By Dan Palmer |
The International Olympic Committee (IOC) has made its biggest stride yet into the world of esports with the launch of the Olympic Virtual Series (OVS).
Five sports – baseball, cycling, rowing, sailing and motorsport – have signed-up for the mass participation initiative which will begin on May 13 ahead of the rearranged Tokyo 2020 Olympics.
According to the IOC, the OVS will “mobilise virtual sport, esports and gaming enthusiasts all around the world in order to reach new Olympic audiences”.
It will also encourage “the development of physical and non-physical forms of sports”, a statement claimed.
Olympic officials have been debating how to best move forward the relationship between “traditional” sports and the booming esports industry, with the OVS a clear sign that the IOC does not want to be left behind.
Encouraging the “development of virtual sports and further engage with video gaming communities” was listed as a recommendation in the IOC’s Olympic Agenda 2020+5, which was approved in March.
“The Olympic Virtual Series is a new, unique Olympic digital experience that aims to grow direct engagement with new audiences in the field of virtual sports,” said IOC President Thomas Bach.
“Its conception is in line with Olympic Agenda 2020+5 and the IOC’s digital strategy.
“It encourages sports participation and promotes the Olympic values, with a special focus on youth.”
The World Baseball Softball Confederation, the International Cycling Union (UCI), World Rowing, World Sailing and the International Automobile Federation are all involved with the project.

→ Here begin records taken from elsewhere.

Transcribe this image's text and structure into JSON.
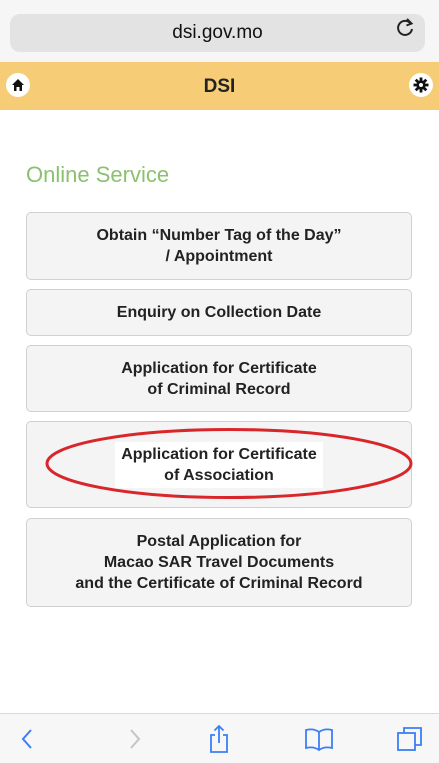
{
  "browser": {
    "url": "dsi.gov.mo"
  },
  "header": {
    "title": "DSI"
  },
  "main": {
    "section_title": "Online Service",
    "services": [
      {
        "lines": [
          "Obtain “Number Tag of the Day”",
          "/ Appointment"
        ]
      },
      {
        "lines": [
          "Enquiry on Collection Date"
        ]
      },
      {
        "lines": [
          "Application for Certificate",
          "of Criminal Record"
        ]
      },
      {
        "lines": [
          "Application for Certificate",
          "of Association"
        ],
        "highlighted": true
      },
      {
        "lines": [
          "Postal Application for",
          "Macao SAR Travel Documents",
          "and the Certificate of Criminal Record"
        ]
      }
    ]
  },
  "colors": {
    "header_bg": "#f6cc77",
    "section_title": "#8ac16e",
    "annotation": "#d8262b",
    "toolbar_icon": "#3b7ff6"
  },
  "icons": {
    "reload": "reload-icon",
    "home": "home-icon",
    "settings": "gear-icon",
    "back": "chevron-left-icon",
    "forward": "chevron-right-icon",
    "share": "share-icon",
    "bookmarks": "book-icon",
    "tabs": "tabs-icon"
  }
}
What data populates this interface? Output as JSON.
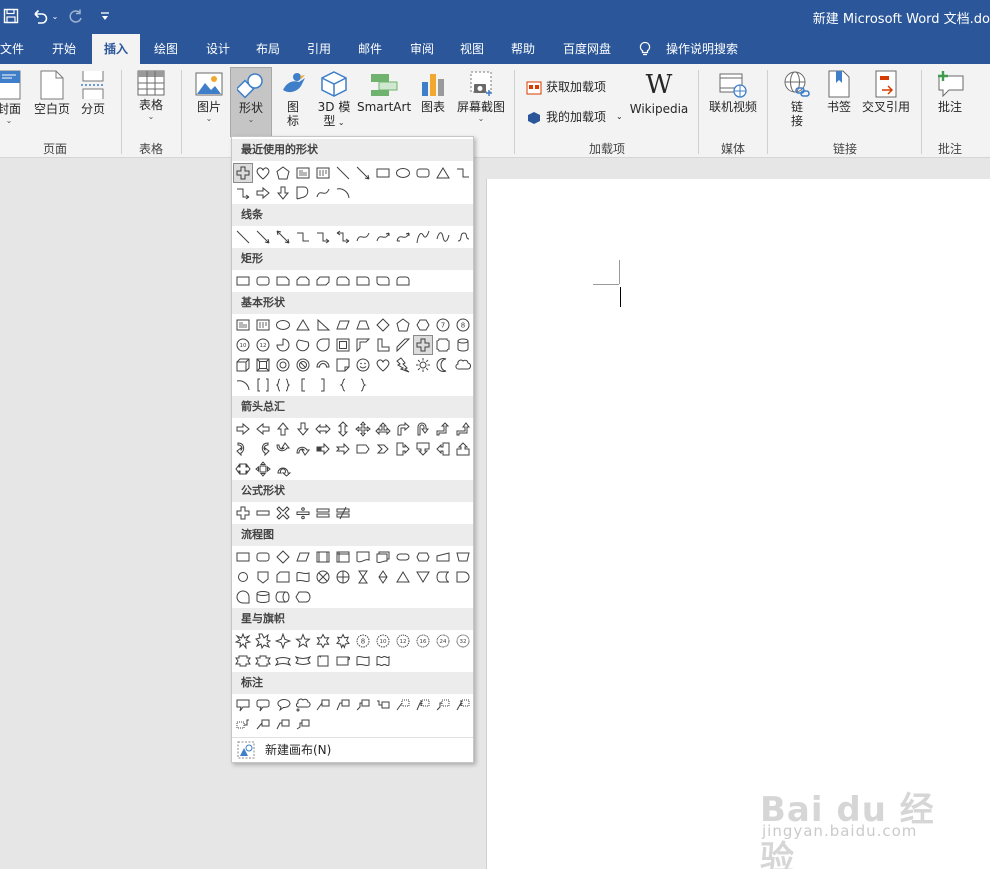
{
  "title_bar": {
    "document_title": "新建 Microsoft Word 文档.do",
    "quick_access": {
      "save": "save-icon",
      "undo": "undo-icon",
      "redo": "redo-icon",
      "customize": "customize-icon"
    }
  },
  "tabs": [
    "文件",
    "开始",
    "插入",
    "绘图",
    "设计",
    "布局",
    "引用",
    "邮件",
    "审阅",
    "视图",
    "帮助",
    "百度网盘"
  ],
  "active_tab": "插入",
  "tell_me": "操作说明搜索",
  "ribbon": {
    "buttons": {
      "cover": "封面",
      "blank_page": "空白页",
      "page_break": "分页",
      "table": "表格",
      "pictures": "图片",
      "shapes": "形状",
      "icons_line1": "图",
      "icons_line2": "标",
      "model3d_line1": "3D 模",
      "model3d_line2": "型",
      "smartart": "SmartArt",
      "chart": "图表",
      "screenshot": "屏幕截图",
      "get_addins": "获取加载项",
      "my_addins": "我的加载项",
      "wikipedia": "Wikipedia",
      "wikipedia_logo": "W",
      "online_video": "联机视频",
      "link_line1": "链",
      "link_line2": "接",
      "bookmark": "书签",
      "cross_reference": "交叉引用",
      "comment": "批注"
    },
    "groups": {
      "pages": "页面",
      "tables": "表格",
      "addins": "加载项",
      "media": "媒体",
      "links": "链接",
      "comments": "批注"
    }
  },
  "shapes_menu": {
    "sections": [
      "最近使用的形状",
      "线条",
      "矩形",
      "基本形状",
      "箭头总汇",
      "公式形状",
      "流程图",
      "星与旗帜",
      "标注"
    ],
    "new_canvas": "新建画布(N)"
  },
  "watermark": {
    "main": "Bai du 经验",
    "sub": "jingyan.baidu.com"
  },
  "colors": {
    "brand": "#2b579a",
    "ribbon_bg": "#f3f3f3",
    "canvas_bg": "#e6e6e6"
  }
}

FIFA, the International Basketball Association, the International Tennis Federation and World Taekwondo have confirmed they are interested in joining future versions of the OVS.
Fans will be able to watch the action on the Olympic Channel with information on how to participate, as well as the prizes available at selected events, due to be announced soon.
“The OVS creates a stage to connect the physical sporting world with the virtual and simulation sports gaming community, providing an opportunity to engage with the Olympic Movement,” the IOC said.
“Each International Federation will offer its corresponding event in a format that maximises online mass participation and prioritises inclusivity and participation through the OVS.
“The mass-participation Series allows participants around the world to compete from home or their training facilities in order to generate excitement in the build-up to the Olympic Games Tokyo 2020.
“All five OVS events will differ in form and concept, and will operate via the sport’s respective publisher platform where participants will be able to take part.”
Baseball will feature in the OVS through eBaseball Powerful Pro Baseball 2020, by Konami Digital Entertainment.
Cycling events will use the Zwift platforms while rowing will be an open format.
Gran Turismo by Polyphony Digital will represent motorsport with a sailing virtual regatta also held.
Many sports already have their own virtual competitions and esports has been added to the programme for multi-sport events such as the Hangzhou 2022 Asian Games.
The IOC hosted an Esports Summit in 2018 and its top-tier sponsor Intel staged a tournament before the Pyeongchang 2018 Winter Olympics.
Another event had been planned for the sidelines of Tokyo 2020 before the Games were pushed back a year by coronavirus.
Debate about esports one day becoming a full Olympic medal event has continued, amid concerns about computer gaming discouraging physical activity among young people.
Bach has said that games where “violence is glorified or accepted” will not be welcomed.
UCI President David Lappartient, who has chaired the IOC’s Esports and Gaming Liaison Group (ELG), said: “On behalf of the ELG, as well as the UCI, I am delighted to be involved in the launch of the first-ever Olympic Virtual Series.
“A number of IFs have well established virtual sports initiatives, and thanks to the cooperation between the IOC, the IFs and the publishers, the OVS is an exciting step forward for the virtual sports world and the Olympic Movement.”
One issue with global esports is governance, with both the International Esports Federation and the Global Esports Federation in operation.
Republished with permission from insidethegames.biz.